§ Exercise description: Whenever a line below includes the string "true", show it.

*** Raw data Section Begins ***

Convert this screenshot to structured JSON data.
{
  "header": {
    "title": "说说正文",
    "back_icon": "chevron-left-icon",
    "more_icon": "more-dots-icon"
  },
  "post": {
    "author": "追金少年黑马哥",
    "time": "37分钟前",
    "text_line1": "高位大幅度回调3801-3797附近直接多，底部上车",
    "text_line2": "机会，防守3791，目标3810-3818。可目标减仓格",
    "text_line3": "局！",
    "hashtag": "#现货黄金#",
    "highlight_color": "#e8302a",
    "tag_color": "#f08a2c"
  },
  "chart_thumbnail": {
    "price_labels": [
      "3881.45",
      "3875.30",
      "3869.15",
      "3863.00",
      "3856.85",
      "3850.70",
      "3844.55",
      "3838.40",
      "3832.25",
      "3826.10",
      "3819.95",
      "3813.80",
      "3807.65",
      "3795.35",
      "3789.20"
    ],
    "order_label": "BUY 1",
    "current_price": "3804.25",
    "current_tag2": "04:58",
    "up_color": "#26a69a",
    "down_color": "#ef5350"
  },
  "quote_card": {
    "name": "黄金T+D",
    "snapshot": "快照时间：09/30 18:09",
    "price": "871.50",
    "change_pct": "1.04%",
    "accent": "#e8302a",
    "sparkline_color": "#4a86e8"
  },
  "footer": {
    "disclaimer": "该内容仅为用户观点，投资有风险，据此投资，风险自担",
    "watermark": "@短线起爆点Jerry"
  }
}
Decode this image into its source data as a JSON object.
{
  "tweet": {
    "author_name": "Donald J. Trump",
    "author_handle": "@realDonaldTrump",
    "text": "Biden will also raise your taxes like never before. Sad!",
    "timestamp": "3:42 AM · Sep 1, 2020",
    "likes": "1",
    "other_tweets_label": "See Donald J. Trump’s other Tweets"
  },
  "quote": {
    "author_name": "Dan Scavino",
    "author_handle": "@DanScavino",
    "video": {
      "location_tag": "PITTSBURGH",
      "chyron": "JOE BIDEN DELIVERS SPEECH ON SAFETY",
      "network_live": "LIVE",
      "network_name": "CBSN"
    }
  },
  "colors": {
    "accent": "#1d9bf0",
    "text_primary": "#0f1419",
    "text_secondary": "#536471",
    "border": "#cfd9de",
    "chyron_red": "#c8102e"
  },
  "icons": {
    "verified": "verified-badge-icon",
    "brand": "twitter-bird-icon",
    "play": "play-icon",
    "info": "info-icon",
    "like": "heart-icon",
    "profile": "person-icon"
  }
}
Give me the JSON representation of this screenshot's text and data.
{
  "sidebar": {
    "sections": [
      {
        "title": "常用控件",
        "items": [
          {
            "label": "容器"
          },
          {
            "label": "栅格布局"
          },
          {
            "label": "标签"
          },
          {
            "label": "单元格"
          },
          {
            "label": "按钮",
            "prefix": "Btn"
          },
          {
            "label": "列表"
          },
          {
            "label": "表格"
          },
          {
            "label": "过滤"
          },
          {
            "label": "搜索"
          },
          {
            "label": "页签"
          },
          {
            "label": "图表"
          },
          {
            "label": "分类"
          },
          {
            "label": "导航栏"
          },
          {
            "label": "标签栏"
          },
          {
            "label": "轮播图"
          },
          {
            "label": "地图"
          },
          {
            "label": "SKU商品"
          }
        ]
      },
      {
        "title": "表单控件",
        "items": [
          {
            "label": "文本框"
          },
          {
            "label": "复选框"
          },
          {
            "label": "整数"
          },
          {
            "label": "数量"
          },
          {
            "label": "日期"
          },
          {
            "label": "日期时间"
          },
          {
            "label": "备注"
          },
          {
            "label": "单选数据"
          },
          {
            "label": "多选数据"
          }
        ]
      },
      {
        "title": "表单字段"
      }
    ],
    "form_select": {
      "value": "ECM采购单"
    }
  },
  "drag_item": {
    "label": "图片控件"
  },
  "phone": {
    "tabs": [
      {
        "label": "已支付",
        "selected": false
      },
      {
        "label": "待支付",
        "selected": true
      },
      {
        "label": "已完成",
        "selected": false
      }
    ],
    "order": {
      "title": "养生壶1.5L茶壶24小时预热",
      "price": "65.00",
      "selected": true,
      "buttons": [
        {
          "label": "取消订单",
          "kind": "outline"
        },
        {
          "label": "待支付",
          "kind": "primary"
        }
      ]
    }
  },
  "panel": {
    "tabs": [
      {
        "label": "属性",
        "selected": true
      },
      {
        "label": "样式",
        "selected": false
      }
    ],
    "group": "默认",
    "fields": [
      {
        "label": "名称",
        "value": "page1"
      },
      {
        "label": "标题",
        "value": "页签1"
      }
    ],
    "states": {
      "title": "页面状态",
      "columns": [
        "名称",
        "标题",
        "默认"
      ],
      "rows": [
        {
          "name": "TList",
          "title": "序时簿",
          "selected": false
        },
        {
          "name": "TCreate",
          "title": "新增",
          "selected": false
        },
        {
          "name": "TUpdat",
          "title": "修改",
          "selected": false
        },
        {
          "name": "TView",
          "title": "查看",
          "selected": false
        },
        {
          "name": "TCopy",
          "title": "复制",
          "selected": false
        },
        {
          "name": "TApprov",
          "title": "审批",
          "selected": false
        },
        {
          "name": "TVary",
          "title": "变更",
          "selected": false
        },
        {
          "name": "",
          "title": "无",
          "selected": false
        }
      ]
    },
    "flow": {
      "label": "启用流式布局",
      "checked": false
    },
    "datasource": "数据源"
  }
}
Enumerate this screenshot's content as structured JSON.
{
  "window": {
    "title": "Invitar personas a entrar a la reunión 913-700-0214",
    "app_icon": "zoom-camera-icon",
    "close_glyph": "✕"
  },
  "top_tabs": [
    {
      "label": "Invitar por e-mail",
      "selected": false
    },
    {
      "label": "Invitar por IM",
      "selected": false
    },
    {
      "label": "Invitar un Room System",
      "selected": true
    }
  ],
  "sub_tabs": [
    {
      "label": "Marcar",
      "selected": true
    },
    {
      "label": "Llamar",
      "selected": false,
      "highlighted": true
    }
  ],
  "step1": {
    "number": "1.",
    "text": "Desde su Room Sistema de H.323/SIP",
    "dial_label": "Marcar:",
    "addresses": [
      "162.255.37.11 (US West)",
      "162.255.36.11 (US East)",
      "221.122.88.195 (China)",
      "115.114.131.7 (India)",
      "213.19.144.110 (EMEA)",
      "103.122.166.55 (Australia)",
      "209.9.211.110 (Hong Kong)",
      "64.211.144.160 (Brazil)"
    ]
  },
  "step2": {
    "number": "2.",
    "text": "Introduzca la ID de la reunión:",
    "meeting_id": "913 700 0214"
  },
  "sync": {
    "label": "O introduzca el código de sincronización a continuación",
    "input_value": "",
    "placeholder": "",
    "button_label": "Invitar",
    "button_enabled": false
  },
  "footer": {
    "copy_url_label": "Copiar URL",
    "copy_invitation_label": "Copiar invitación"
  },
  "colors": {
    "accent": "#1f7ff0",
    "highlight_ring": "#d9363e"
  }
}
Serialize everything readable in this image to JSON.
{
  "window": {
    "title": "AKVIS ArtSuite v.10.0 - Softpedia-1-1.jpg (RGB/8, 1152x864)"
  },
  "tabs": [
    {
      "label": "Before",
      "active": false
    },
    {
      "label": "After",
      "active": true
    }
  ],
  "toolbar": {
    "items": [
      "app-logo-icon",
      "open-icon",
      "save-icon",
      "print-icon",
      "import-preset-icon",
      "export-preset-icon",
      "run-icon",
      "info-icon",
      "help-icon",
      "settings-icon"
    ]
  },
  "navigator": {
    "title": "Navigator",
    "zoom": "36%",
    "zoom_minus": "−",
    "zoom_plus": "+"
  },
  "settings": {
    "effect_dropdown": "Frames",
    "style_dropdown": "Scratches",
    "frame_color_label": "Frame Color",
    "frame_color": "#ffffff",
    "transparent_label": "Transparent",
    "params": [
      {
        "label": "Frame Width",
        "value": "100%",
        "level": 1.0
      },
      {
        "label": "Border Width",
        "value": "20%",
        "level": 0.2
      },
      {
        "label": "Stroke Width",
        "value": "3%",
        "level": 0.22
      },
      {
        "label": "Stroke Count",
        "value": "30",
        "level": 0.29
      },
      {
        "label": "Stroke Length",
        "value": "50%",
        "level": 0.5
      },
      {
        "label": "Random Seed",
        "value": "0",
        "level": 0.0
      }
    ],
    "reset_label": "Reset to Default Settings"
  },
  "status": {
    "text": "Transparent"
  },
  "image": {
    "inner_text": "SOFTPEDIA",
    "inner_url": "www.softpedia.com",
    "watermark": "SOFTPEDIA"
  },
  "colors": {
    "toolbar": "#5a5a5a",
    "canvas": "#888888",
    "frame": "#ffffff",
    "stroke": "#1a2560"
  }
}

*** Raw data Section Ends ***

§ Reply to the exercise:
        "selected": true
      "selected": true,
        "selected": true
      "selected": true
      "selected": true
      "highlighted": true
      "active": true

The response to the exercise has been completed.